ACTIVITY -
Would you return the material below exactly, with no line left out?

EXTRACTED DATA -
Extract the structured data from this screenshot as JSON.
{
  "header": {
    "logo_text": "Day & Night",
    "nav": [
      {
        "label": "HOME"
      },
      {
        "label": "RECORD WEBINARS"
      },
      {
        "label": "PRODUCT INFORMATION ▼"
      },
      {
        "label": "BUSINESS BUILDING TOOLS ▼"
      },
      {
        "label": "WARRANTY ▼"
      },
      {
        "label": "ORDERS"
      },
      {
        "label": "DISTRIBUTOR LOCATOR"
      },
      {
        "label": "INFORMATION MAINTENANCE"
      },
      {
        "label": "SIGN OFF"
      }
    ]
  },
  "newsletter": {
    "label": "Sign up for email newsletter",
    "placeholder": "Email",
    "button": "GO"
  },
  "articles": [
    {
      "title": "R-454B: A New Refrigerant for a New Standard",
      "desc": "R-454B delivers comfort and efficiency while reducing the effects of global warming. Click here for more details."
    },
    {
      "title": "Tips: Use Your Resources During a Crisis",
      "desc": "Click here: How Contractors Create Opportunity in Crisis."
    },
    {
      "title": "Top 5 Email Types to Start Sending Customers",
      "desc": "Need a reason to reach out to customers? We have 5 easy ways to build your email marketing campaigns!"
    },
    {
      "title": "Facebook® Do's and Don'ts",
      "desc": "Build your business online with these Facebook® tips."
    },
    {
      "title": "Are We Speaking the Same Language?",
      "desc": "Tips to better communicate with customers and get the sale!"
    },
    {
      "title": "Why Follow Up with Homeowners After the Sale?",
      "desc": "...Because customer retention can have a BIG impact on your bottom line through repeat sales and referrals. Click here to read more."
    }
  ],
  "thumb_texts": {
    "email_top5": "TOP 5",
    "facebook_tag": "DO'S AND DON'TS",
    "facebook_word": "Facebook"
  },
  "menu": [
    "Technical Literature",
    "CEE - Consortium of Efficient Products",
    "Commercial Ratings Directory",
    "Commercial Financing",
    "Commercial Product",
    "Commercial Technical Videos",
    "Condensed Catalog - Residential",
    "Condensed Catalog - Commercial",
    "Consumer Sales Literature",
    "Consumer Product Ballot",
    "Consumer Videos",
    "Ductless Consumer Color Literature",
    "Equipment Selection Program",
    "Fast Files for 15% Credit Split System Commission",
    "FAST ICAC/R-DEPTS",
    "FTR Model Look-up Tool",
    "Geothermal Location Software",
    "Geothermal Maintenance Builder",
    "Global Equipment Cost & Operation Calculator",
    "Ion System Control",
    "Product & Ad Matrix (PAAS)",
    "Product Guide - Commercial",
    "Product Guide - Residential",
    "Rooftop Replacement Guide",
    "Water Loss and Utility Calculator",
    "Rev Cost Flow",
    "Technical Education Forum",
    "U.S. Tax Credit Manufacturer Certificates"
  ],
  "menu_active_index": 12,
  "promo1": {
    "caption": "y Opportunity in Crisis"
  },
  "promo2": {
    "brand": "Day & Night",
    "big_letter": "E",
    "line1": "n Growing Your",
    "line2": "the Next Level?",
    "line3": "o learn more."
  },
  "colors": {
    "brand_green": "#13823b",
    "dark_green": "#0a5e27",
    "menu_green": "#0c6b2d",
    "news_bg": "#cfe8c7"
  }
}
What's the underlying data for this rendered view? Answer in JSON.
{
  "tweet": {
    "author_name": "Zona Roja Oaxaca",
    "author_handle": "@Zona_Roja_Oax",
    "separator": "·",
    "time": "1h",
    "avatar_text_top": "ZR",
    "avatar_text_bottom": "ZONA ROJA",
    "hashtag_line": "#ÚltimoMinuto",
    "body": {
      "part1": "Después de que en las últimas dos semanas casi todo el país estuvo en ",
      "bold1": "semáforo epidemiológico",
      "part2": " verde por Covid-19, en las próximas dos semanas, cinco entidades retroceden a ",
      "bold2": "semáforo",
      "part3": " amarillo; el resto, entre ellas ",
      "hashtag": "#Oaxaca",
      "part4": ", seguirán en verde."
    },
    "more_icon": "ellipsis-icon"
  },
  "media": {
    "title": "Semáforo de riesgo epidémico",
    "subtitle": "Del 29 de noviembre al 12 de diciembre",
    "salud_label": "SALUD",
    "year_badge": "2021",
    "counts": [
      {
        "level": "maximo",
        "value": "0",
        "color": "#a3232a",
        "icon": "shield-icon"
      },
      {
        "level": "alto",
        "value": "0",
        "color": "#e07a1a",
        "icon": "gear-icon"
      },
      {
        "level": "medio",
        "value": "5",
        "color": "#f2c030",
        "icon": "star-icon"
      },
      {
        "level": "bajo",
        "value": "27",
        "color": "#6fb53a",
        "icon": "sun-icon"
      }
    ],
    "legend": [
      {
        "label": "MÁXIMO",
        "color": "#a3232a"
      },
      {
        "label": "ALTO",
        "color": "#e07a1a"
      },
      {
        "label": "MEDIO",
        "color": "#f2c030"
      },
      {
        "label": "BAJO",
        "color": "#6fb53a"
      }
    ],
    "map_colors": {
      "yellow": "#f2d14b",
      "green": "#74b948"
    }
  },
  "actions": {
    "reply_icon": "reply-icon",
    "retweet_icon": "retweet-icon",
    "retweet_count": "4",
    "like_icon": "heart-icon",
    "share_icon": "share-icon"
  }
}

OUTPUT OF THE EXERCISE -
Extract the structured data from this screenshot as JSON.
{
  "header": {
    "logo_text": "Day & Night",
    "nav": [
      {
        "label": "HOME"
      },
      {
        "label": "RECORD WEBINARS"
      },
      {
        "label": "PRODUCT INFORMATION ▼"
      },
      {
        "label": "BUSINESS BUILDING TOOLS ▼"
      },
      {
        "label": "WARRANTY ▼"
      },
      {
        "label": "ORDERS"
      },
      {
        "label": "DISTRIBUTOR LOCATOR"
      },
      {
        "label": "INFORMATION MAINTENANCE"
      },
      {
        "label": "SIGN OFF"
      }
    ]
  },
  "newsletter": {
    "label": "Sign up for email newsletter",
    "placeholder": "Email",
    "button": "GO"
  },
  "articles": [
    {
      "title": "R-454B: A New Refrigerant for a New Standard",
      "desc": "R-454B delivers comfort and efficiency while reducing the effects of global warming. Click here for more details."
    },
    {
      "title": "Tips: Use Your Resources During a Crisis",
      "desc": "Click here: How Contractors Create Opportunity in Crisis."
    },
    {
      "title": "Top 5 Email Types to Start Sending Customers",
      "desc": "Need a reason to reach out to customers? We have 5 easy ways to build your email marketing campaigns!"
    },
    {
      "title": "Facebook® Do's and Don'ts",
      "desc": "Build your business online with these Facebook® tips."
    },
    {
      "title": "Are We Speaking the Same Language?",
      "desc": "Tips to better communicate with customers and get the sale!"
    },
    {
      "title": "Why Follow Up with Homeowners After the Sale?",
      "desc": "...Because customer retention can have a BIG impact on your bottom line through repeat sales and referrals. Click here to read more."
    }
  ],
  "thumb_texts": {
    "email_top5": "TOP 5",
    "facebook_tag": "DO'S AND DON'TS",
    "facebook_word": "Facebook"
  },
  "menu": [
    "Technical Literature",
    "CEE - Consortium of Efficient Products",
    "Commercial Ratings Directory",
    "Commercial Financing",
    "Commercial Product",
    "Commercial Technical Videos",
    "Condensed Catalog - Residential",
    "Condensed Catalog - Commercial",
    "Consumer Sales Literature",
    "Consumer Product Ballot",
    "Consumer Videos",
    "Ductless Consumer Color Literature",
    "Equipment Selection Program",
    "Fast Files for 15% Credit Split System Commission",
    "FAST ICAC/R-DEPTS",
    "FTR Model Look-up Tool",
    "Geothermal Location Software",
    "Geothermal Maintenance Builder",
    "Global Equipment Cost & Operation Calculator",
    "Ion System Control",
    "Product & Ad Matrix (PAAS)",
    "Product Guide - Commercial",
    "Product Guide - Residential",
    "Rooftop Replacement Guide",
    "Water Loss and Utility Calculator",
    "Rev Cost Flow",
    "Technical Education Forum",
    "U.S. Tax Credit Manufacturer Certificates"
  ],
  "menu_active_index": 12,
  "promo1": {
    "caption": "y Opportunity in Crisis"
  },
  "promo2": {
    "brand": "Day & Night",
    "big_letter": "E",
    "line1": "n Growing Your",
    "line2": "the Next Level?",
    "line3": "o learn more."
  },
  "colors": {
    "brand_green": "#13823b",
    "dark_green": "#0a5e27",
    "menu_green": "#0c6b2d",
    "news_bg": "#cfe8c7"
  }
}
What's the underlying data for this rendered view? Answer in JSON.
{
  "tweet": {
    "author_name": "Zona Roja Oaxaca",
    "author_handle": "@Zona_Roja_Oax",
    "separator": "·",
    "time": "1h",
    "avatar_text_top": "ZR",
    "avatar_text_bottom": "ZONA ROJA",
    "hashtag_line": "#ÚltimoMinuto",
    "body": {
      "part1": "Después de que en las últimas dos semanas casi todo el país estuvo en ",
      "bold1": "semáforo epidemiológico",
      "part2": " verde por Covid-19, en las próximas dos semanas, cinco entidades retroceden a ",
      "bold2": "semáforo",
      "part3": " amarillo; el resto, entre ellas ",
      "hashtag": "#Oaxaca",
      "part4": ", seguirán en verde."
    },
    "more_icon": "ellipsis-icon"
  },
  "media": {
    "title": "Semáforo de riesgo epidémico",
    "subtitle": "Del 29 de noviembre al 12 de diciembre",
    "salud_label": "SALUD",
    "year_badge": "2021",
    "counts": [
      {
        "level": "maximo",
        "value": "0",
        "color": "#a3232a",
        "icon": "shield-icon"
      },
      {
        "level": "alto",
        "value": "0",
        "color": "#e07a1a",
        "icon": "gear-icon"
      },
      {
        "level": "medio",
        "value": "5",
        "color": "#f2c030",
        "icon": "star-icon"
      },
      {
        "level": "bajo",
        "value": "27",
        "color": "#6fb53a",
        "icon": "sun-icon"
      }
    ],
    "legend": [
      {
        "label": "MÁXIMO",
        "color": "#a3232a"
      },
      {
        "label": "ALTO",
        "color": "#e07a1a"
      },
      {
        "label": "MEDIO",
        "color": "#f2c030"
      },
      {
        "label": "BAJO",
        "color": "#6fb53a"
      }
    ],
    "map_colors": {
      "yellow": "#f2d14b",
      "green": "#74b948"
    }
  },
  "actions": {
    "reply_icon": "reply-icon",
    "retweet_icon": "retweet-icon",
    "retweet_count": "4",
    "like_icon": "heart-icon",
    "share_icon": "share-icon"
  }
}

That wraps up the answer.